Since many U.S. young adults who have had contact with the criminal justice system are parents, this study used the Toledo Adolescent Relationships Study (n = 1,321) to draw on family demography and criminology literatures in examining the association between arrest, an understudied indicator of contact with the criminal justice system, and transitions to early parenthood, while also distinguishing transitions to parenthood that occurred within four relationship contexts: (1) single; (2) dating; (3) cohabiting; and (4) married.
Using event history analyses, the study found that young men and women who experienced an arrest transitioned to parenthood earlier than their counterparts who were not arrested. Further, men with an arrest, compared to men who had not been arrested, were more likely to report that they were dating the biological mother of their first child around the time of birth. In contrast, women with an arrest had an increased likelihood of having their first birth while cohabiting with the biological father. These results highlight the importance of a prior arrest for early transitions to parenthood and are relevant for understanding the intergenerational transmission of disadvantage and the diverging destinies of children and parents. Furthermore, the gender differences in the results illustrated the importance of including women in criminal justice analyses and men in fertility analyses. (publisher abstract modified)
- Vocally-Encoded Emotional Arousal as a Marker of Callous-Unemotional Traits in a Sample of Justice-Involved Adolescents
- The Relationship Behavior Survey: A Comprehensive Measure of Psychological Intimate Partner Violence for Adolescents

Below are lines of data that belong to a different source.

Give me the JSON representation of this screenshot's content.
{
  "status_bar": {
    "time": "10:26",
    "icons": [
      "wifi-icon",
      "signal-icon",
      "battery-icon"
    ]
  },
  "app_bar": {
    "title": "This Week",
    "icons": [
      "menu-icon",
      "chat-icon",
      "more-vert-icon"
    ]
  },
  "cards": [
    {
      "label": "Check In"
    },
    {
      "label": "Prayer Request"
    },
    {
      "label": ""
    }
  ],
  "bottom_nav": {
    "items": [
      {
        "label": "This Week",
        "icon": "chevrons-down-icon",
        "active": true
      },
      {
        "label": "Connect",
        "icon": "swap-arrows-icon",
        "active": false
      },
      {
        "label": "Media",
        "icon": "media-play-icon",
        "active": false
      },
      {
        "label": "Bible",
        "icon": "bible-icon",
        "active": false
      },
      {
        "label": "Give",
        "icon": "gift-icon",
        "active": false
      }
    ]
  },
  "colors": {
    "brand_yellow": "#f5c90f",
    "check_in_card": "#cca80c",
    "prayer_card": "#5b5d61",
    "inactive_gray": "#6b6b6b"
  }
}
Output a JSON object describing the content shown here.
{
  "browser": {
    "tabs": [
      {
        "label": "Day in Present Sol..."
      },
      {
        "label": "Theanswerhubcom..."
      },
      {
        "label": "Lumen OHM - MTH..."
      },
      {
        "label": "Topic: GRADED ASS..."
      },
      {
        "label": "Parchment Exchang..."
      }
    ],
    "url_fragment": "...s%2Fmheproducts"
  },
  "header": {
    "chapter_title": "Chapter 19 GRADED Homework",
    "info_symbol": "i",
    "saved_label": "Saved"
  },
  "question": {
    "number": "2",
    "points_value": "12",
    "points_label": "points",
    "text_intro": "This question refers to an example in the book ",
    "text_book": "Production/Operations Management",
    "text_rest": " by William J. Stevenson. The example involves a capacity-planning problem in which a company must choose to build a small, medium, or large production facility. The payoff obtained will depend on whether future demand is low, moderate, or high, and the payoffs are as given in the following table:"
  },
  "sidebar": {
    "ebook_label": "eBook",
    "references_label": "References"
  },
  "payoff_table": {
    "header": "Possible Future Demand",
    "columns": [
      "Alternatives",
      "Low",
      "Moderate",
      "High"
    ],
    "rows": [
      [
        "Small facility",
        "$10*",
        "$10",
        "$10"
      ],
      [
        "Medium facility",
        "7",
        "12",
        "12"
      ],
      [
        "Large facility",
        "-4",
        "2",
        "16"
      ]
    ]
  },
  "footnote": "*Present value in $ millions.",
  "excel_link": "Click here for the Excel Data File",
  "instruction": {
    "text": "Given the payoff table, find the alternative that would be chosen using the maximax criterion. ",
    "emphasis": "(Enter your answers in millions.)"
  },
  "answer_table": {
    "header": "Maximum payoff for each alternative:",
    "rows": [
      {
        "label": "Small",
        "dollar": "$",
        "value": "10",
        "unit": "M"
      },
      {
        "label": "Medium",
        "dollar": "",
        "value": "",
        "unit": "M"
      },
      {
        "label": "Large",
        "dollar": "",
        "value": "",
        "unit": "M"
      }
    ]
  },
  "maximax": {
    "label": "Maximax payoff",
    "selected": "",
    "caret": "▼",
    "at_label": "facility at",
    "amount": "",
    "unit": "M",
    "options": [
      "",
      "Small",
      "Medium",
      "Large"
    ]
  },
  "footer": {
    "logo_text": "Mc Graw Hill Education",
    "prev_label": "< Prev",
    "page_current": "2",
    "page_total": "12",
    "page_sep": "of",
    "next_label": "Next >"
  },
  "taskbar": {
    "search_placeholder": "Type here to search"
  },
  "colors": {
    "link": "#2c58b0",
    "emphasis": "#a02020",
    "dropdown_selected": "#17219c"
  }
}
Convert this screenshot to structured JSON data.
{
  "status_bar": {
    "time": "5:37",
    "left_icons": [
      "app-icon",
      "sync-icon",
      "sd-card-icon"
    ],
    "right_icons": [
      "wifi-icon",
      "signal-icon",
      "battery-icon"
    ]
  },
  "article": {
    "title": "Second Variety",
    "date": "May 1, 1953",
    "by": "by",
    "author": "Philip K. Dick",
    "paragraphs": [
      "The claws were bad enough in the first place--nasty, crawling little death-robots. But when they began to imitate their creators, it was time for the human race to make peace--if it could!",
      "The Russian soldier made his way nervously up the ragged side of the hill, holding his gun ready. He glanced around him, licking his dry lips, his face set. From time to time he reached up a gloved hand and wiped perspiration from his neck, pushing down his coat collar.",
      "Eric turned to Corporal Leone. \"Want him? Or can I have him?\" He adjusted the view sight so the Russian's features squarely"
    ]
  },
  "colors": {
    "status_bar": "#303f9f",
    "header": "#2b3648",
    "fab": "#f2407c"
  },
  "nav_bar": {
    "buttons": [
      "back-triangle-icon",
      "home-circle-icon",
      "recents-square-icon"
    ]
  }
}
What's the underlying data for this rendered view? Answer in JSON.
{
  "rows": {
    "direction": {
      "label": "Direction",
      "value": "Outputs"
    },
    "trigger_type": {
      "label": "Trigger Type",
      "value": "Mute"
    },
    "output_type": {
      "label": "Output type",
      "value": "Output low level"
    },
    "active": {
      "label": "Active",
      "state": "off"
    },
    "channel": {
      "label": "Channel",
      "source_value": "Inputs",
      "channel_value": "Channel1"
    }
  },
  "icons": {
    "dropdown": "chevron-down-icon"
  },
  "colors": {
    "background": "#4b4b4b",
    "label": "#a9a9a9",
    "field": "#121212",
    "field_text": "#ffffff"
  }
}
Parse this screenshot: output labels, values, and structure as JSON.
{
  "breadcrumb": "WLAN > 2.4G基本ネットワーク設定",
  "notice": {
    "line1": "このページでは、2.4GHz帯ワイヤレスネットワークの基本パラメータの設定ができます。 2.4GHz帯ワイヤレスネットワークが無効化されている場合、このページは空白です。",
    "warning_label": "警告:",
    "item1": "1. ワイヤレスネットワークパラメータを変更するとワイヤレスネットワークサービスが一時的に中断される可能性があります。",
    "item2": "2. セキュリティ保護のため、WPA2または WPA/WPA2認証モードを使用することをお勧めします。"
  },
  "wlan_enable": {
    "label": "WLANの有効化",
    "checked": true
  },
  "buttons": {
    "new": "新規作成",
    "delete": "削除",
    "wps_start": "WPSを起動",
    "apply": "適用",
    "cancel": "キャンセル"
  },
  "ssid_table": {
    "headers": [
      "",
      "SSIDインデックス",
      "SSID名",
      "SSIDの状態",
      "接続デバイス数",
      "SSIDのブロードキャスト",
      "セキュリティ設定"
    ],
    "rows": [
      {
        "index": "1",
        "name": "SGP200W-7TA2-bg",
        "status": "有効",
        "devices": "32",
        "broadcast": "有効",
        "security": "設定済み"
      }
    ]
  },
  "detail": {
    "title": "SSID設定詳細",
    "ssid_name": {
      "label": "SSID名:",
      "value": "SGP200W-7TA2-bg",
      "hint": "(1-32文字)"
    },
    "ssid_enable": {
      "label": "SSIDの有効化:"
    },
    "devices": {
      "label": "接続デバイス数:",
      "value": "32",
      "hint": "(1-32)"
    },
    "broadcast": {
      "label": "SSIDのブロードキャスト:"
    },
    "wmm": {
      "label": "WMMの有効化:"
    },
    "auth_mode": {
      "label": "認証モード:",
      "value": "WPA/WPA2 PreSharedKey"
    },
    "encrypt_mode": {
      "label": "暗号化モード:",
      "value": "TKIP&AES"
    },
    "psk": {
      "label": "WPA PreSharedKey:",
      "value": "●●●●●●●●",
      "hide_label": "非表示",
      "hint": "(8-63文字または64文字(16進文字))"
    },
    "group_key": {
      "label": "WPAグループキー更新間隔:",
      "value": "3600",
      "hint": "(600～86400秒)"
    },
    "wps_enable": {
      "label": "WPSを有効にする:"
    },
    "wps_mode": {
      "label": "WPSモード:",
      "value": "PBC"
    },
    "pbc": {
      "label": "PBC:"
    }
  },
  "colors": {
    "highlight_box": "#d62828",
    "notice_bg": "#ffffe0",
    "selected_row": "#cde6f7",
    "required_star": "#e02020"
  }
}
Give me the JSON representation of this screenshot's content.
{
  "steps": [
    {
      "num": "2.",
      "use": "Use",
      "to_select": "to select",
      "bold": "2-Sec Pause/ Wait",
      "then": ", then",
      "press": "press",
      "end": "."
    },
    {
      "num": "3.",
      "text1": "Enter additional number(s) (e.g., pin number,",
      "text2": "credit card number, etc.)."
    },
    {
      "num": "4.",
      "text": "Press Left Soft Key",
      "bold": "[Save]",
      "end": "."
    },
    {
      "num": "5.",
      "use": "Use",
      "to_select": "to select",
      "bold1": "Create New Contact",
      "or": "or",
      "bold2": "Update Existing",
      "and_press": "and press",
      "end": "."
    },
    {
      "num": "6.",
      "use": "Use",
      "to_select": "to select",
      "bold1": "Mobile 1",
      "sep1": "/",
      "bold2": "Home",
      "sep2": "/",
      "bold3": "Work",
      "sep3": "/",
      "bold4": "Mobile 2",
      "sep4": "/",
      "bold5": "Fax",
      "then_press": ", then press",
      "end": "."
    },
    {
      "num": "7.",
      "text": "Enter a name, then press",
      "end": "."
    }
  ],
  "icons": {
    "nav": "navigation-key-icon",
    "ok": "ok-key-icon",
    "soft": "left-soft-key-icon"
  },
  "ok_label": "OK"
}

- The Relationship Context of Early Transitions to Parenthood: The Influence of Arrest